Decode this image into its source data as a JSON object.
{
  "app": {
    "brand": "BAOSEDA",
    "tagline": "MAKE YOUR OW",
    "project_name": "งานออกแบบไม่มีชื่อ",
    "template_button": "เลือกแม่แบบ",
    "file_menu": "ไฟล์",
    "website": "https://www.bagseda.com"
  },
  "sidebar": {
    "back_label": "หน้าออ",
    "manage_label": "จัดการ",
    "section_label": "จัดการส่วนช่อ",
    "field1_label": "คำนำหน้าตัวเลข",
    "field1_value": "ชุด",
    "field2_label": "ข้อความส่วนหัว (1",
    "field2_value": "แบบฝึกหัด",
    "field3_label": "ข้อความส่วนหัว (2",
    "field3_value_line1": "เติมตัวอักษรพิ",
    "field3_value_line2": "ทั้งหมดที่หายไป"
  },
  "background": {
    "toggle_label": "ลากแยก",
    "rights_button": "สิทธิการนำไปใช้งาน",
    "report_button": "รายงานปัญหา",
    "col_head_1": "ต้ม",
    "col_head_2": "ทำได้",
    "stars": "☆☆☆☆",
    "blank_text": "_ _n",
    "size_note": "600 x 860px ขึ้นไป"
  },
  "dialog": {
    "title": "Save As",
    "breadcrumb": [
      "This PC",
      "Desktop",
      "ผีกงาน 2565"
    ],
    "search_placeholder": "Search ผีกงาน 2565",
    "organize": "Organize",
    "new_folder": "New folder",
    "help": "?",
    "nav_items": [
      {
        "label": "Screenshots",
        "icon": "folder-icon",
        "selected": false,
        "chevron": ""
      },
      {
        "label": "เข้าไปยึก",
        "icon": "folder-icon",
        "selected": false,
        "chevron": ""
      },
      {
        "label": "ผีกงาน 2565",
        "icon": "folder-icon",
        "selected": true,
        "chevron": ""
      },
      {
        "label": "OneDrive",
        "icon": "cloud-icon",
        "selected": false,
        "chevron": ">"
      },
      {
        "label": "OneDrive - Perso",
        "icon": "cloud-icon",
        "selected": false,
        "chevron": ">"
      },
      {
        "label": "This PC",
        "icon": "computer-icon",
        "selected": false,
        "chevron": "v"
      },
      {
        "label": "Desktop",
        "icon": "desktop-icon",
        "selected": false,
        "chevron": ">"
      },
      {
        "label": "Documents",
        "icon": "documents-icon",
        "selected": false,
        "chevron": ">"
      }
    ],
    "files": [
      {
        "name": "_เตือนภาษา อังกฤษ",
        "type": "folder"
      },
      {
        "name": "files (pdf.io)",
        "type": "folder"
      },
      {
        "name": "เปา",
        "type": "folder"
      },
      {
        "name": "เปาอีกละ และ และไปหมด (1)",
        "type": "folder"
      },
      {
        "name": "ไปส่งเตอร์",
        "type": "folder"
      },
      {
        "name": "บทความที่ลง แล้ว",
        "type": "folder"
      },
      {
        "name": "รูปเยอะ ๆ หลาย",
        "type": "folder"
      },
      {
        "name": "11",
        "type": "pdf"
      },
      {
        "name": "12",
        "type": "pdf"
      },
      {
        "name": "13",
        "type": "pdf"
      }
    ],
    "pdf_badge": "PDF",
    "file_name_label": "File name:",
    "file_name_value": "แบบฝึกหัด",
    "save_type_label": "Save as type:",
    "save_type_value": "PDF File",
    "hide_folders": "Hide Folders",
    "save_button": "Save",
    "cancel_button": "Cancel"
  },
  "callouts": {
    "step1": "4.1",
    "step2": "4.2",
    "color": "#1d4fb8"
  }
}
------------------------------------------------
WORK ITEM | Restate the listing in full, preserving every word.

SOLUTION |
Decode this image into its source data as a JSON object.
{
  "app": {
    "brand": "BAOSEDA",
    "tagline": "MAKE YOUR OW",
    "project_name": "งานออกแบบไม่มีชื่อ",
    "template_button": "เลือกแม่แบบ",
    "file_menu": "ไฟล์",
    "website": "https://www.bagseda.com"
  },
  "sidebar": {
    "back_label": "หน้าออ",
    "manage_label": "จัดการ",
    "section_label": "จัดการส่วนช่อ",
    "field1_label": "คำนำหน้าตัวเลข",
    "field1_value": "ชุด",
    "field2_label": "ข้อความส่วนหัว (1",
    "field2_value": "แบบฝึกหัด",
    "field3_label": "ข้อความส่วนหัว (2",
    "field3_value_line1": "เติมตัวอักษรพิ",
    "field3_value_line2": "ทั้งหมดที่หายไป"
  },
  "background": {
    "toggle_label": "ลากแยก",
    "rights_button": "สิทธิการนำไปใช้งาน",
    "report_button": "รายงานปัญหา",
    "col_head_1": "ต้ม",
    "col_head_2": "ทำได้",
    "stars": "☆☆☆☆",
    "blank_text": "_ _n",
    "size_note": "600 x 860px ขึ้นไป"
  },
  "dialog": {
    "title": "Save As",
    "breadcrumb": [
      "This PC",
      "Desktop",
      "ผีกงาน 2565"
    ],
    "search_placeholder": "Search ผีกงาน 2565",
    "organize": "Organize",
    "new_folder": "New folder",
    "help": "?",
    "nav_items": [
      {
        "label": "Screenshots",
        "icon": "folder-icon",
        "selected": false,
        "chevron": ""
      },
      {
        "label": "เข้าไปยึก",
        "icon": "folder-icon",
        "selected": false,
        "chevron": ""
      },
      {
        "label": "ผีกงาน 2565",
        "icon": "folder-icon",
        "selected": true,
        "chevron": ""
      },
      {
        "label": "OneDrive",
        "icon": "cloud-icon",
        "selected": false,
        "chevron": ">"
      },
      {
        "label": "OneDrive - Perso",
        "icon": "cloud-icon",
        "selected": false,
        "chevron": ">"
      },
      {
        "label": "This PC",
        "icon": "computer-icon",
        "selected": false,
        "chevron": "v"
      },
      {
        "label": "Desktop",
        "icon": "desktop-icon",
        "selected": false,
        "chevron": ">"
      },
      {
        "label": "Documents",
        "icon": "documents-icon",
        "selected": false,
        "chevron": ">"
      }
    ],
    "files": [
      {
        "name": "_เตือนภาษา อังกฤษ",
        "type": "folder"
      },
      {
        "name": "files (pdf.io)",
        "type": "folder"
      },
      {
        "name": "เปา",
        "type": "folder"
      },
      {
        "name": "เปาอีกละ และ และไปหมด (1)",
        "type": "folder"
      },
      {
        "name": "ไปส่งเตอร์",
        "type": "folder"
      },
      {
        "name": "บทความที่ลง แล้ว",
        "type": "folder"
      },
      {
        "name": "รูปเยอะ ๆ หลาย",
        "type": "folder"
      },
      {
        "name": "11",
        "type": "pdf"
      },
      {
        "name": "12",
        "type": "pdf"
      },
      {
        "name": "13",
        "type": "pdf"
      }
    ],
    "pdf_badge": "PDF",
    "file_name_label": "File name:",
    "file_name_value": "แบบฝึกหัด",
    "save_type_label": "Save as type:",
    "save_type_value": "PDF File",
    "hide_folders": "Hide Folders",
    "save_button": "Save",
    "cancel_button": "Cancel"
  },
  "callouts": {
    "step1": "4.1",
    "step2": "4.2",
    "color": "#1d4fb8"
  }
}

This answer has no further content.